This morning we are motoring relentlessly towards Gaspé, over perfectly flat seas. We spent the last two nights in Rimouski, a place neither of us ever really wanted to visit, waiting out big winds and even bigger seas. A sailboat set out yesterday morning to cross the river and came right back.
“It’s bad out there,” the woman told us, her eyes wide, her grey hair pretty much standing on end.
We decided to stay a second night. Which gave Chris a chance to make not one but two trips to the great big Canadian Tire just a 20-minute walk away. Can’t remember the last time I’ve seen him this happy.
It’s been a long, slow trip down the St. Lawrence, plagued with electrical and mechanical and plumbing problems. We were forced to stop in Salaberry de Valleyfield just outside Montreal for a couple days while we had a new strainer for our cooling system couriered to us, and in Quebec City, Chris rebuilt the drive coupling, which was just hanging on by a thread, installed a new Y-valve in the head, tightened the fittings on the heat exchanger—you don’t want to hear the whole list, believe me.
I spent the time in Quebec City a little more pleasantly. I visited the farmer’s market in the old city every day—blueberries! strawberries! oh, the cheeses!—and did the wash, did a little boat cleaning (like house cleaning only you bump your head and your elbows a lot more.)
The stretch of the river between just before Montreal and after Quebec City is just as tricky as I had remembered. There’s no way a boat like ours can run against 7-knot currents (our top speed under motor is 5 knots), so it took careful planning to get from one safe harbour to another while the current was running with us. We managed, for the most part, though one memorable night the anchorage we were planning to stop at at Ile aux Coudres was untenable—there were (unforecasted) 25-knot winds blowing off the land and straight into the anchorage, so we had to carry on to the nearest harbour of refuge, a tiny place called Cap a l’aigle, which we had no choice but to enter in the pitch dark. Not something we want to do again any time soon.

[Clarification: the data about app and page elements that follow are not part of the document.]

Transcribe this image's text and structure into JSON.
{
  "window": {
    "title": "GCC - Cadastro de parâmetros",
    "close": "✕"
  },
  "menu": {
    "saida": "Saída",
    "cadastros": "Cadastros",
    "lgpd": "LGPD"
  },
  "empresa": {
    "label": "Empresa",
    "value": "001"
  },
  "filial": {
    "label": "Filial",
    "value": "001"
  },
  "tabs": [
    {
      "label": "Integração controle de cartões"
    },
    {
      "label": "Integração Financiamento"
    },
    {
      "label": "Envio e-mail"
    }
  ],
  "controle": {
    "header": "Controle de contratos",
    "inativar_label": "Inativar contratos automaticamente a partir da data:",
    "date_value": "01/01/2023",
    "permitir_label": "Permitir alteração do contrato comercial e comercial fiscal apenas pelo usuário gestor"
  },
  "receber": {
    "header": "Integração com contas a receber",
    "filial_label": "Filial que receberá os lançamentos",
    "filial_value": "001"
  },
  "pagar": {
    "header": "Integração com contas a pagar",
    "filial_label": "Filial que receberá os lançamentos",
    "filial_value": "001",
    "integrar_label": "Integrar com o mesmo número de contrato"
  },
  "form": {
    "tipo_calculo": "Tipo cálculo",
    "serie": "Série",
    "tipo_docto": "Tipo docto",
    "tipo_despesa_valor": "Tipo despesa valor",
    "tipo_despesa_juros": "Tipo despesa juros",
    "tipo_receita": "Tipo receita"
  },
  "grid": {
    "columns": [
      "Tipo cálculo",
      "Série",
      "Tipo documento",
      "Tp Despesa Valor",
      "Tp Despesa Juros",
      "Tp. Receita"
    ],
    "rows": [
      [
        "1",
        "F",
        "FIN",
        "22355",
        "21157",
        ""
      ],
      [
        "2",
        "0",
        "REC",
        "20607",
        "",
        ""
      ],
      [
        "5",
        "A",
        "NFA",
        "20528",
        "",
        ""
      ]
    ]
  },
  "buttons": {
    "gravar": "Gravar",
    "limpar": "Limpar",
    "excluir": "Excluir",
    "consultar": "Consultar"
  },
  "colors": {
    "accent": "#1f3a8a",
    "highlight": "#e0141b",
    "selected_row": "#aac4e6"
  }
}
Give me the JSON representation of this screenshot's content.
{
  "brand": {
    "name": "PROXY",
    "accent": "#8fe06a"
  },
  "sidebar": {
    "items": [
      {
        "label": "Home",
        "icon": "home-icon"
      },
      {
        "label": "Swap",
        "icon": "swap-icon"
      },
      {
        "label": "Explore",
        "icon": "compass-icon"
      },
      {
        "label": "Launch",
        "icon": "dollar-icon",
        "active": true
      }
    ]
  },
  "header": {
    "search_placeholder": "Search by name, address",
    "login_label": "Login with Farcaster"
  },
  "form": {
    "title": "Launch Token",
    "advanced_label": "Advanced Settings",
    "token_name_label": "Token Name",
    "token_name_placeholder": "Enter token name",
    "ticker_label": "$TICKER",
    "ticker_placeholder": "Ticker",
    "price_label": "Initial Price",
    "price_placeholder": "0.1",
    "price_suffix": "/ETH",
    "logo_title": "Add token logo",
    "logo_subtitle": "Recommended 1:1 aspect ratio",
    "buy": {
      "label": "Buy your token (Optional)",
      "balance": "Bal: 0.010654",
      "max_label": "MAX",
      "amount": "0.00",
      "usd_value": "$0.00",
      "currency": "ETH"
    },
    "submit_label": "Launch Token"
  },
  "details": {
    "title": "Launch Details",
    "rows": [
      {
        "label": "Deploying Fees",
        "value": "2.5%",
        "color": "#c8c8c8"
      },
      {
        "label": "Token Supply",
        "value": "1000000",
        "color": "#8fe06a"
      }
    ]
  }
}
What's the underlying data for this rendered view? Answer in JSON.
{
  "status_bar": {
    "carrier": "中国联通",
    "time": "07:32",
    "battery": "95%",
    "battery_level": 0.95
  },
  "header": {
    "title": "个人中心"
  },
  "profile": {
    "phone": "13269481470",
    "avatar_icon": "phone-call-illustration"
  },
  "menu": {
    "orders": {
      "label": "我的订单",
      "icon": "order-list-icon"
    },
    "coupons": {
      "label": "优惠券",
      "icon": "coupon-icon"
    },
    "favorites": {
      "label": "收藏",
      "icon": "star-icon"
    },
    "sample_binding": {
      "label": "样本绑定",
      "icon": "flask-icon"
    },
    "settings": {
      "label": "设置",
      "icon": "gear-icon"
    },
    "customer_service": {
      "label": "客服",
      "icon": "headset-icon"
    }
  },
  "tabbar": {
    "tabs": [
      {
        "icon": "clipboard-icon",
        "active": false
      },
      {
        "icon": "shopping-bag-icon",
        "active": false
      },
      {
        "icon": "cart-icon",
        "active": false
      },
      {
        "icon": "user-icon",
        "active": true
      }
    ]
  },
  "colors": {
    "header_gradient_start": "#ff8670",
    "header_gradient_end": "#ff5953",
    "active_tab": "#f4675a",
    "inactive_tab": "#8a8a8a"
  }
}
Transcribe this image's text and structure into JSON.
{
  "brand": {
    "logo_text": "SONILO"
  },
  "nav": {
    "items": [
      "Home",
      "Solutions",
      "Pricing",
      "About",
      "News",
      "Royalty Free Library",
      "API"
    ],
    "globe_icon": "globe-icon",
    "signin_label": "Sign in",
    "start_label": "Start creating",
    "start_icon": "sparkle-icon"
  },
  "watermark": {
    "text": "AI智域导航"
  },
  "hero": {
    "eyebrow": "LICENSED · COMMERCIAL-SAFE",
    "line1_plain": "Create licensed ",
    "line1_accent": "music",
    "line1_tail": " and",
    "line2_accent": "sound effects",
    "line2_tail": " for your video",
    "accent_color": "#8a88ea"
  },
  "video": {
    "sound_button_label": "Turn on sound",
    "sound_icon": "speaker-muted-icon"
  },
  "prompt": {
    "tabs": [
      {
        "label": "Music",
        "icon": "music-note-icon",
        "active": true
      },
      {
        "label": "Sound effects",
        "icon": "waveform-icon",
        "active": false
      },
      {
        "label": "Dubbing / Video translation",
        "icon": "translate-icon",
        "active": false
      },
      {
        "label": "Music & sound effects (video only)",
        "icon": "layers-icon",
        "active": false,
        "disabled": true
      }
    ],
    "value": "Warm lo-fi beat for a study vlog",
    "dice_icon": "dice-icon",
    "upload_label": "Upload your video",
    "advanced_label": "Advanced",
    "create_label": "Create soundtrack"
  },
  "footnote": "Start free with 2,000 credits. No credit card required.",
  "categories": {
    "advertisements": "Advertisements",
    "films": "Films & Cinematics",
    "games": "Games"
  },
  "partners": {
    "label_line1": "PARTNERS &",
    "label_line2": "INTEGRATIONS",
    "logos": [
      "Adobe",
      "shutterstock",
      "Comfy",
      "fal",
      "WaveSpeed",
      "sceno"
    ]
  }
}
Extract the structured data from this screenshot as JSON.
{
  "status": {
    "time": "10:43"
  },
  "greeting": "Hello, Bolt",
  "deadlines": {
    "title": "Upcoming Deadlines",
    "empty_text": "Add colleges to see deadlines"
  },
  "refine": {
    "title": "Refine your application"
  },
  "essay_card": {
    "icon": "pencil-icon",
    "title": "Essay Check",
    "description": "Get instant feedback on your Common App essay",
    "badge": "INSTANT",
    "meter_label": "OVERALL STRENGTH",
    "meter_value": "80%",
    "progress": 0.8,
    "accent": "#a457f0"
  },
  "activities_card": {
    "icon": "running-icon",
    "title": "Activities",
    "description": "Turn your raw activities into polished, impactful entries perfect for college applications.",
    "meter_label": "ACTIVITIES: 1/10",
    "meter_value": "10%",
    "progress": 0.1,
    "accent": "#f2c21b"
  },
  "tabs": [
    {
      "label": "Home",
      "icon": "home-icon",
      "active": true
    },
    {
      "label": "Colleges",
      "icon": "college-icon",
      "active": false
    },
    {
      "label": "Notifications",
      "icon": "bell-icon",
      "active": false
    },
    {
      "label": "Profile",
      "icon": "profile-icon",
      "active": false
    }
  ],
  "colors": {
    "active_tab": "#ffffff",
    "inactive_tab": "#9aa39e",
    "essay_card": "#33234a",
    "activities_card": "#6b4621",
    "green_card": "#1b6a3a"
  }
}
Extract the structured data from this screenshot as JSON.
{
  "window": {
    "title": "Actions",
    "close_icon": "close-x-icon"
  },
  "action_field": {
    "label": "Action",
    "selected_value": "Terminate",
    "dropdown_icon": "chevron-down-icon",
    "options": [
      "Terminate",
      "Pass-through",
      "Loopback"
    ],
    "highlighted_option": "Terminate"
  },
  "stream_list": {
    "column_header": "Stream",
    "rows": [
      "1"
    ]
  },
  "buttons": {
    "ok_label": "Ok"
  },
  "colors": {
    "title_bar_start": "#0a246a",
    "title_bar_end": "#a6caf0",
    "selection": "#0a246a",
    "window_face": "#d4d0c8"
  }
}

But we’re pretty much out of the big currents now that we’re past Rumouski, and there’s lots of room her for both us and the huge ships we’ve been sharing the seaway with since we entered the river just past Kingston. This is the kind of sailing we’re used to. Long distances and lots of sea room. Unfortunately we’re heading into an area of big winds in the gulf. And big seas—the waves are 5 metres today. Gulp!
Let’s see if we remember how to sail this boat.